According to a recent Gallup poll, 57 percent of US teens who date say they have gone out with a person from another race or ethnic group. That compares with 17 percent in 1980 (but that poll did not specifically include Hispanics.)
As the United States' minority population surges toward a projected 50 percent in 2050 - a focus of attention at President Clinton's race forum today - some experts say the teen dating trend foreshadows a new era of racial and ethnic tolerance.
Already, polls suggest that teenagers consider race less important, both as an individual barrier and a social problem, than adults do. Meanwhile, interracial marriage is on the rise, with the number of couples quadrupling since the 1970s. Today, nearly two-thirds of whites say they approve of inter-racial marriage.
Other observers, however, are less sanguine. Teenage idealism does not always translate into adult behavior, they caution. Moreover, they point to a sharp upswing in the 1990s of reported hate crimes and continued racially motivated violence, including widely publicized cases of black men being killed or beaten for associating with white women.
"The polls may say one thing, and yet there is other evidence of incredible violence among young generations," says Martha Hodes, a historian at New York University who wrote "White Women, Black Men," an account of illicit liaisons in the 19th-century South.
As for the teens themselves, views of the future remain mixed and, not surprisingly, a little fuzzy. Many, however, are adamant that interracial dating is no different than any other kind - and is here to stay.
"For us, [dating] has nothing to do with color," says Cathleen Woods, an Anglo high school junior whose boyfriend, David Negron, is Hispanic. "You almost never think about it," she says, as the couple leaves the gym arm-in-arm after track practice at J.E.B. Stuart High School in Fairfax County, Va.
The northern Virginia county - and Stuart High in particular - reflects the rich melting pot that US schools and communities are becoming as a result of an influx of mainly Asian and Hispanic immigrants. Nationwide, minority enrollment at public schools has topped one-third.
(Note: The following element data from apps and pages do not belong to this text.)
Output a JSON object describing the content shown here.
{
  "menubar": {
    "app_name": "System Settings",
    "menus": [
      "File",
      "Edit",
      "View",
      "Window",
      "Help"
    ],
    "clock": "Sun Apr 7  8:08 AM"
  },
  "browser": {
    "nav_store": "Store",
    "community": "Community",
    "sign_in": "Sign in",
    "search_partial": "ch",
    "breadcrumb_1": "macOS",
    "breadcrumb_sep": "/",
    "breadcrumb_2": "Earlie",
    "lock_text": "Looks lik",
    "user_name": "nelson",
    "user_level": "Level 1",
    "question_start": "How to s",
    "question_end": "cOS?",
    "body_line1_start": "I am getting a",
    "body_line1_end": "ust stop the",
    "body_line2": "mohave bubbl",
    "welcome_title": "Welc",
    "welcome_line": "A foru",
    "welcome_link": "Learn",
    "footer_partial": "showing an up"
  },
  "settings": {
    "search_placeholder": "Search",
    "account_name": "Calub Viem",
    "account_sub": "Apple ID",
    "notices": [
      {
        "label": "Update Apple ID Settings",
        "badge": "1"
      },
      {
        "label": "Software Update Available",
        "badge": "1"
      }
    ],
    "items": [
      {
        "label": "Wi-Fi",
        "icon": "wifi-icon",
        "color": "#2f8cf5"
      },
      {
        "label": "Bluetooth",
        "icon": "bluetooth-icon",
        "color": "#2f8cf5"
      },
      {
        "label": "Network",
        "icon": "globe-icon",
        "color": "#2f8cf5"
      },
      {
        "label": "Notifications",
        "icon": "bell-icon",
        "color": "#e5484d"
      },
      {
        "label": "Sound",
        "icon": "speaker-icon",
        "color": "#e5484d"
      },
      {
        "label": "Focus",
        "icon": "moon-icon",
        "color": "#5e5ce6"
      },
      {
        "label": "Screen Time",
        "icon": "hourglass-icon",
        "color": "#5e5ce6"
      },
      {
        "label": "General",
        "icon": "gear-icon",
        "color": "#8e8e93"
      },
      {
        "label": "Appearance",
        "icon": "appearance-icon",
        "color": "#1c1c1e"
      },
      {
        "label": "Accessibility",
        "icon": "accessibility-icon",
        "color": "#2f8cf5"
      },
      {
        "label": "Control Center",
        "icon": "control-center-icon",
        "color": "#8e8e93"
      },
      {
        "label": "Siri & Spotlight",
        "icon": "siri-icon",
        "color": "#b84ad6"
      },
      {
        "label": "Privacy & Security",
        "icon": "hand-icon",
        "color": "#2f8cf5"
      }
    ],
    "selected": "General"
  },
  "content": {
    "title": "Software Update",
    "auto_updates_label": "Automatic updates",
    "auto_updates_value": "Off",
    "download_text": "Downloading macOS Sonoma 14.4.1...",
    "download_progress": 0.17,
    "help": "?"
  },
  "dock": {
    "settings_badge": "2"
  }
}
At Stuart, the figure is double that, with 24 percent of the student body Asian, 32 percent Hispanic, and 11 percent African-American.
"If you go to my school, you can't be racist, really," says Heather. "There are so many races here - you couldn't get through the day."
Indeed, in hallways filled with ethnic costumes and dotted with signs in Vietnamese, Korean, and Arabic (to name a few), students say they pair up for the same reasons young people do anywhere: shared interests, values, and attraction.